It is pertinent to also look at what gives rise to the demands by unions and professional bodies, the management of the issues raised, what accounts for not keeping to promises based on agreements and whether indeed strike is the last option in addressing sore areas vis à vis its socio-economic consequences on our national life in its entirety.
We believe that strike should not be a weapon for addressing industrial matters because it is an ill-wind that does not blow anyone any good. Rather, most times, it complicates issues without any solutions amid soured relationship instead of critical harmony. In the same breath, once an agreement is reached, it behoves signatories to such decisions to show responsibility by complying with the provisions of the accord.
As we have had cause in the past to say, we also do not believe that strike should be deployed at the slightest opportunity. There are other noble mechanisms for the management of industrial disagreements. Calling out workers as a strategy for ensuring compliance with demands has proved to be deleterious over time. It is always better to talk things over than adopting wild-cat measures that turn out to be unproductive at the end of the day. Strikes, if need be, should a last-resort strategy when all other mediatory interventions had failed.
In the case of the academic unions, their agitations had always bordered on funding, autonomy, infrastructural deficiency and government’s educational policy somersaults, The latest addition to the long list of usual demands is the non-payment of “earns allowance”, which represents extra payment for lecturers who supervise postgraduate students in addition to their main lectureship assignments. As we stated above, if government had accepted to pay this special allowance, why back out or hesitate? It is more honourable not to agree on issues for good reasons and not to sign agreements with clear eyes only to default! It shows irresponsibility in the act of governance. On the other hand, too, while the matter subsists, it is not tangible enough to warrant work stoppage by lecturers and disruption of academic calendar with all the dire consequences for all stakeholders.
With regard to NUPENG, we equally do not understand why oil companies should similarly break conventions entered into with oil workers which result in strikes.

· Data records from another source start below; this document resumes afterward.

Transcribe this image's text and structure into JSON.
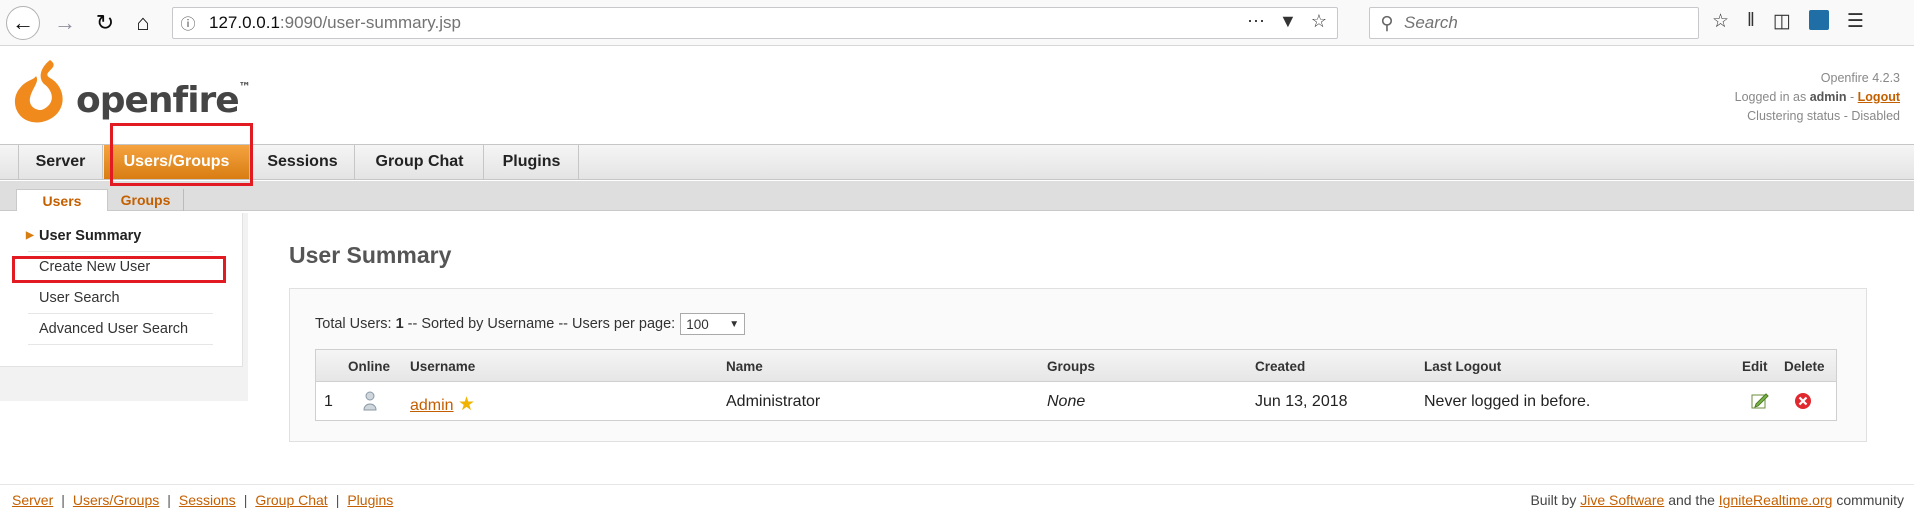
{
  "browser": {
    "url_host": "127.0.0.1",
    "url_path": ":9090/user-summary.jsp",
    "search_placeholder": "Search"
  },
  "header": {
    "logo_text": "openfire",
    "logo_tm": "™",
    "version": "Openfire 4.2.3",
    "logged_in_prefix": "Logged in as",
    "user": "admin",
    "separator": "-",
    "logout_label": "Logout",
    "clustering": "Clustering status - Disabled"
  },
  "main_tabs": [
    {
      "label": "Server",
      "active": false
    },
    {
      "label": "Users/Groups",
      "active": true
    },
    {
      "label": "Sessions",
      "active": false
    },
    {
      "label": "Group Chat",
      "active": false
    },
    {
      "label": "Plugins",
      "active": false
    }
  ],
  "sub_tabs": [
    {
      "label": "Users",
      "active": true
    },
    {
      "label": "Groups",
      "active": false
    }
  ],
  "sidebar": {
    "items": [
      {
        "label": "User Summary",
        "active": true
      },
      {
        "label": "Create New User",
        "active": false
      },
      {
        "label": "User Search",
        "active": false
      },
      {
        "label": "Advanced User Search",
        "active": false
      }
    ]
  },
  "main": {
    "title": "User Summary",
    "summary_prefix": "Total Users:",
    "total_users": "1",
    "summary_suffix": "-- Sorted by Username -- Users per page:",
    "per_page": "100",
    "columns": [
      "Online",
      "Username",
      "Name",
      "Groups",
      "Created",
      "Last Logout",
      "Edit",
      "Delete"
    ],
    "rows": [
      {
        "index": "1",
        "username": "admin",
        "name": "Administrator",
        "groups": "None",
        "created": "Jun 13, 2018",
        "last_logout": "Never logged in before."
      }
    ]
  },
  "footer": {
    "links": [
      "Server",
      "Users/Groups",
      "Sessions",
      "Group Chat",
      "Plugins"
    ],
    "built_by": "Built by",
    "jive": "Jive Software",
    "and_the": "and the",
    "ignite": "IgniteRealtime.org",
    "community": "community"
  },
  "colors": {
    "accent": "#d87d12",
    "link": "#c45f00",
    "highlight": "#e21b23"
  }
}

If, as NUPENG alleged, that there is an agreement to regularize casual workers’ status after six months of engagement, why should oil companies foot-drag on such a clear matter? This fundamental employer-employee relationship should be expressly stated and clear to both parties from the outset and should not be a source of dispute at all.
We also do not comprehend the allege refusal of the Nigerian Association of Road Transport Owners to implement the signed collective bargaining agreement with petroleum tanker drivers, a development that contributed to the recent three-day warning strike by NUPENG. There is the issue of bad roads amid governmental nonchalance and non-attendance of NUPENG-convened stakeholder meetings by oil and gas companies for the resolution of mutual issues.
We call on ASUP, ASUU, NUPENG and the federal government to show maturity and concern for the country in the management of all the contentious issues. Dishonouring of agreements and embarking on strikes are antithetical to our national growth.
This intervention will end with an extract from the chairman of the University of Ibadan chapter of ASUU, Dr. Deji Omole, in his reaction to FG’s asphyxiating no-work-no-pay rule: “We have passed this road before. It is a familiar terrain which we can navigate with our eyes closed. We shall triumph any attempt to destroy the common patrimony. The power of the people is stronger than the people in power.”